▶ _What you will do_:
Reproduce each record exactly.

[Stored dataset items]
^^^^

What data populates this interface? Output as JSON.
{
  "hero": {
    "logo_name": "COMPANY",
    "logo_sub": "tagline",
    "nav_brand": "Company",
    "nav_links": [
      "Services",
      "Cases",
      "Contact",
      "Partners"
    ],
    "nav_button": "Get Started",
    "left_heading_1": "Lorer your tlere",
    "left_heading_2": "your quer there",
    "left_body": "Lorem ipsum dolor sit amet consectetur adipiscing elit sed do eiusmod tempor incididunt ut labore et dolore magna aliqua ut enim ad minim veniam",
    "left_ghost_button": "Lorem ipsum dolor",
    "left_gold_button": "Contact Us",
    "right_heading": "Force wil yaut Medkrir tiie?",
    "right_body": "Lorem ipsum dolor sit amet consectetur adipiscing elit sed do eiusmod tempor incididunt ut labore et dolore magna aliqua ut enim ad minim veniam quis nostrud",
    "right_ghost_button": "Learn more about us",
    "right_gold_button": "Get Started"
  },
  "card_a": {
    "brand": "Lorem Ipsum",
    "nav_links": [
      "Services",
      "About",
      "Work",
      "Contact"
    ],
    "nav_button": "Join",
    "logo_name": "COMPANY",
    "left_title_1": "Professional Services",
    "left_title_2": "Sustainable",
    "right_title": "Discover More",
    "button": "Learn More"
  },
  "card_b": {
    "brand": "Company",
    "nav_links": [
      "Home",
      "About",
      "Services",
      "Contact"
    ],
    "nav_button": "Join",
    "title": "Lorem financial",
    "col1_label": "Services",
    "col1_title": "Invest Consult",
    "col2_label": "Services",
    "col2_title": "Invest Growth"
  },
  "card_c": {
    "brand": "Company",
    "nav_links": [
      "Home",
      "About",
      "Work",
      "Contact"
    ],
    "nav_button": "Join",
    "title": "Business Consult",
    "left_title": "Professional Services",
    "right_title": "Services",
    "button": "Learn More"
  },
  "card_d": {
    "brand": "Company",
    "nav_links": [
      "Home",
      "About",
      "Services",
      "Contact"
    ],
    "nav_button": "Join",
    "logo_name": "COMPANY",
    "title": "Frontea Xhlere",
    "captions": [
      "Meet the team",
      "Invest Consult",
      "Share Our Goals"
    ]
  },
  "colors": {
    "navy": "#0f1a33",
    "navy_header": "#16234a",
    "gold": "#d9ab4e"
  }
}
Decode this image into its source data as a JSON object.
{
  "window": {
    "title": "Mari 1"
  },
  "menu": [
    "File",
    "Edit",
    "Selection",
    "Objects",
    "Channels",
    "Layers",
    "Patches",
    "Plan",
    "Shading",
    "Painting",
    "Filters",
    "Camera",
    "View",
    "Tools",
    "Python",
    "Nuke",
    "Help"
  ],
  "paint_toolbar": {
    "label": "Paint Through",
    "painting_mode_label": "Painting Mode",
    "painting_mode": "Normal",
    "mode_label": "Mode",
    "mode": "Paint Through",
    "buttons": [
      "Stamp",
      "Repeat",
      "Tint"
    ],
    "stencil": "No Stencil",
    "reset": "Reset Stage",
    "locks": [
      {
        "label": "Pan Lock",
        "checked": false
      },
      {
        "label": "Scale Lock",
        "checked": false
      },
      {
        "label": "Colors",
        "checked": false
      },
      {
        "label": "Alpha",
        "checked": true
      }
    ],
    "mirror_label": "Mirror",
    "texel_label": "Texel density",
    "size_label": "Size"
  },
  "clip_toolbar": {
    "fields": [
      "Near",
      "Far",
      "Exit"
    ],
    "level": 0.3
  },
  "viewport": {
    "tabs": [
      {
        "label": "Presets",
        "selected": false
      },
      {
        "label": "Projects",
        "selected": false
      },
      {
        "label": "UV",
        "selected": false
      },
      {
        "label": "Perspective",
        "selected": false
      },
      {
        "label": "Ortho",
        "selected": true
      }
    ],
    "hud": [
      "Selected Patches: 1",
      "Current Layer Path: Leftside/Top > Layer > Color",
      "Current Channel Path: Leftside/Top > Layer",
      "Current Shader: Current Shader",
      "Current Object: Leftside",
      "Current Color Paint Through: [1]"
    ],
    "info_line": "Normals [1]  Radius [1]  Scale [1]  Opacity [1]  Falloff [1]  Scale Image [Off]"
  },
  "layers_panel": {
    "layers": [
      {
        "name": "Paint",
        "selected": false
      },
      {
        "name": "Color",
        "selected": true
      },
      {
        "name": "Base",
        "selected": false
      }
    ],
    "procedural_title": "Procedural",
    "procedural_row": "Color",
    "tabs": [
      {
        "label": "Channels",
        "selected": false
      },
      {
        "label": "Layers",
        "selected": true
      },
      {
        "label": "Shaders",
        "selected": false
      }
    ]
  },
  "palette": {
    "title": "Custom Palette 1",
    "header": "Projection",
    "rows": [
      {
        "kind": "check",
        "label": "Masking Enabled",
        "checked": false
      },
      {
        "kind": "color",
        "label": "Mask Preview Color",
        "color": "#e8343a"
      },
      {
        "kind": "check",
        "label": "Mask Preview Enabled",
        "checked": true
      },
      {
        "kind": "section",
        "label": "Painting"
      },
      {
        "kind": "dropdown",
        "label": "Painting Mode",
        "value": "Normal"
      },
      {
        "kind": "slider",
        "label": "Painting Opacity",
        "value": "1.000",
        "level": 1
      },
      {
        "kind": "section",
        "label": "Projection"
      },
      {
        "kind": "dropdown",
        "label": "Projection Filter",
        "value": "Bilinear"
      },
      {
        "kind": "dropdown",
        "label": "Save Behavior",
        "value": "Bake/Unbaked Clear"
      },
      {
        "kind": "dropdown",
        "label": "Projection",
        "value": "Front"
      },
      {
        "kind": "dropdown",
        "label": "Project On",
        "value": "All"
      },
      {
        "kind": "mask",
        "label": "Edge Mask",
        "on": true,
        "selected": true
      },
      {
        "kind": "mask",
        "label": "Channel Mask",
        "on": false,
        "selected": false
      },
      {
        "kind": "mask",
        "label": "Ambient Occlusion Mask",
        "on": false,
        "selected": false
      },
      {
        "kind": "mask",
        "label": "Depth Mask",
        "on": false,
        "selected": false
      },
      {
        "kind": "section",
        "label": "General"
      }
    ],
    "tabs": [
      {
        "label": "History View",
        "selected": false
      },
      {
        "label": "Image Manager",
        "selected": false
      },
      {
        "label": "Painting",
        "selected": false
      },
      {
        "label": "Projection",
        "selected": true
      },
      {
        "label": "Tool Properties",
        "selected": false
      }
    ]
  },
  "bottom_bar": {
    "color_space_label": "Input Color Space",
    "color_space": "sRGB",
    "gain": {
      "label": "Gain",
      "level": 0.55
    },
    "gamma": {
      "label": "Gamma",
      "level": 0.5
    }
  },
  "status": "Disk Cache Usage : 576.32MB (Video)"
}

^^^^

▶ _Solution_:
What data populates this interface? Output as JSON.
{
  "hero": {
    "logo_name": "COMPANY",
    "logo_sub": "tagline",
    "nav_brand": "Company",
    "nav_links": [
      "Services",
      "Cases",
      "Contact",
      "Partners"
    ],
    "nav_button": "Get Started",
    "left_heading_1": "Lorer your tlere",
    "left_heading_2": "your quer there",
    "left_body": "Lorem ipsum dolor sit amet consectetur adipiscing elit sed do eiusmod tempor incididunt ut labore et dolore magna aliqua ut enim ad minim veniam",
    "left_ghost_button": "Lorem ipsum dolor",
    "left_gold_button": "Contact Us",
    "right_heading": "Force wil yaut Medkrir tiie?",
    "right_body": "Lorem ipsum dolor sit amet consectetur adipiscing elit sed do eiusmod tempor incididunt ut labore et dolore magna aliqua ut enim ad minim veniam quis nostrud",
    "right_ghost_button": "Learn more about us",
    "right_gold_button": "Get Started"
  },
  "card_a": {
    "brand": "Lorem Ipsum",
    "nav_links": [
      "Services",
      "About",
      "Work",
      "Contact"
    ],
    "nav_button": "Join",
    "logo_name": "COMPANY",
    "left_title_1": "Professional Services",
    "left_title_2": "Sustainable",
    "right_title": "Discover More",
    "button": "Learn More"
  },
  "card_b": {
    "brand": "Company",
    "nav_links": [
      "Home",
      "About",
      "Services",
      "Contact"
    ],
    "nav_button": "Join",
    "title": "Lorem financial",
    "col1_label": "Services",
    "col1_title": "Invest Consult",
    "col2_label": "Services",
    "col2_title": "Invest Growth"
  },
  "card_c": {
    "brand": "Company",
    "nav_links": [
      "Home",
      "About",
      "Work",
      "Contact"
    ],
    "nav_button": "Join",
    "title": "Business Consult",
    "left_title": "Professional Services",
    "right_title": "Services",
    "button": "Learn More"
  },
  "card_d": {
    "brand": "Company",
    "nav_links": [
      "Home",
      "About",
      "Services",
      "Contact"
    ],
    "nav_button": "Join",
    "logo_name": "COMPANY",
    "title": "Frontea Xhlere",
    "captions": [
      "Meet the team",
      "Invest Consult",
      "Share Our Goals"
    ]
  },
  "colors": {
    "navy": "#0f1a33",
    "navy_header": "#16234a",
    "gold": "#d9ab4e"
  }
}
Decode this image into its source data as a JSON object.
{
  "window": {
    "title": "Mari 1"
  },
  "menu": [
    "File",
    "Edit",
    "Selection",
    "Objects",
    "Channels",
    "Layers",
    "Patches",
    "Plan",
    "Shading",
    "Painting",
    "Filters",
    "Camera",
    "View",
    "Tools",
    "Python",
    "Nuke",
    "Help"
  ],
  "paint_toolbar": {
    "label": "Paint Through",
    "painting_mode_label": "Painting Mode",
    "painting_mode": "Normal",
    "mode_label": "Mode",
    "mode": "Paint Through",
    "buttons": [
      "Stamp",
      "Repeat",
      "Tint"
    ],
    "stencil": "No Stencil",
    "reset": "Reset Stage",
    "locks": [
      {
        "label": "Pan Lock",
        "checked": false
      },
      {
        "label": "Scale Lock",
        "checked": false
      },
      {
        "label": "Colors",
        "checked": false
      },
      {
        "label": "Alpha",
        "checked": true
      }
    ],
    "mirror_label": "Mirror",
    "texel_label": "Texel density",
    "size_label": "Size"
  },
  "clip_toolbar": {
    "fields": [
      "Near",
      "Far",
      "Exit"
    ],
    "level": 0.3
  },
  "viewport": {
    "tabs": [
      {
        "label": "Presets",
        "selected": false
      },
      {
        "label": "Projects",
        "selected": false
      },
      {
        "label": "UV",
        "selected": false
      },
      {
        "label": "Perspective",
        "selected": false
      },
      {
        "label": "Ortho",
        "selected": true
      }
    ],
    "hud": [
      "Selected Patches: 1",
      "Current Layer Path: Leftside/Top > Layer > Color",
      "Current Channel Path: Leftside/Top > Layer",
      "Current Shader: Current Shader",
      "Current Object: Leftside",
      "Current Color Paint Through: [1]"
    ],
    "info_line": "Normals [1]  Radius [1]  Scale [1]  Opacity [1]  Falloff [1]  Scale Image [Off]"
  },
  "layers_panel": {
    "layers": [
      {
        "name": "Paint",
        "selected": false
      },
      {
        "name": "Color",
        "selected": true
      },
      {
        "name": "Base",
        "selected": false
      }
    ],
    "procedural_title": "Procedural",
    "procedural_row": "Color",
    "tabs": [
      {
        "label": "Channels",
        "selected": false
      },
      {
        "label": "Layers",
        "selected": true
      },
      {
        "label": "Shaders",
        "selected": false
      }
    ]
  },
  "palette": {
    "title": "Custom Palette 1",
    "header": "Projection",
    "rows": [
      {
        "kind": "check",
        "label": "Masking Enabled",
        "checked": false
      },
      {
        "kind": "color",
        "label": "Mask Preview Color",
        "color": "#e8343a"
      },
      {
        "kind": "check",
        "label": "Mask Preview Enabled",
        "checked": true
      },
      {
        "kind": "section",
        "label": "Painting"
      },
      {
        "kind": "dropdown",
        "label": "Painting Mode",
        "value": "Normal"
      },
      {
        "kind": "slider",
        "label": "Painting Opacity",
        "value": "1.000",
        "level": 1
      },
      {
        "kind": "section",
        "label": "Projection"
      },
      {
        "kind": "dropdown",
        "label": "Projection Filter",
        "value": "Bilinear"
      },
      {
        "kind": "dropdown",
        "label": "Save Behavior",
        "value": "Bake/Unbaked Clear"
      },
      {
        "kind": "dropdown",
        "label": "Projection",
        "value": "Front"
      },
      {
        "kind": "dropdown",
        "label": "Project On",
        "value": "All"
      },
      {
        "kind": "mask",
        "label": "Edge Mask",
        "on": true,
        "selected": true
      },
      {
        "kind": "mask",
        "label": "Channel Mask",
        "on": false,
        "selected": false
      },
      {
        "kind": "mask",
        "label": "Ambient Occlusion Mask",
        "on": false,
        "selected": false
      },
      {
        "kind": "mask",
        "label": "Depth Mask",
        "on": false,
        "selected": false
      },
      {
        "kind": "section",
        "label": "General"
      }
    ],
    "tabs": [
      {
        "label": "History View",
        "selected": false
      },
      {
        "label": "Image Manager",
        "selected": false
      },
      {
        "label": "Painting",
        "selected": false
      },
      {
        "label": "Projection",
        "selected": true
      },
      {
        "label": "Tool Properties",
        "selected": false
      }
    ]
  },
  "bottom_bar": {
    "color_space_label": "Input Color Space",
    "color_space": "sRGB",
    "gain": {
      "label": "Gain",
      "level": 0.55
    },
    "gamma": {
      "label": "Gamma",
      "level": 0.5
    }
  },
  "status": "Disk Cache Usage : 576.32MB (Video)"
}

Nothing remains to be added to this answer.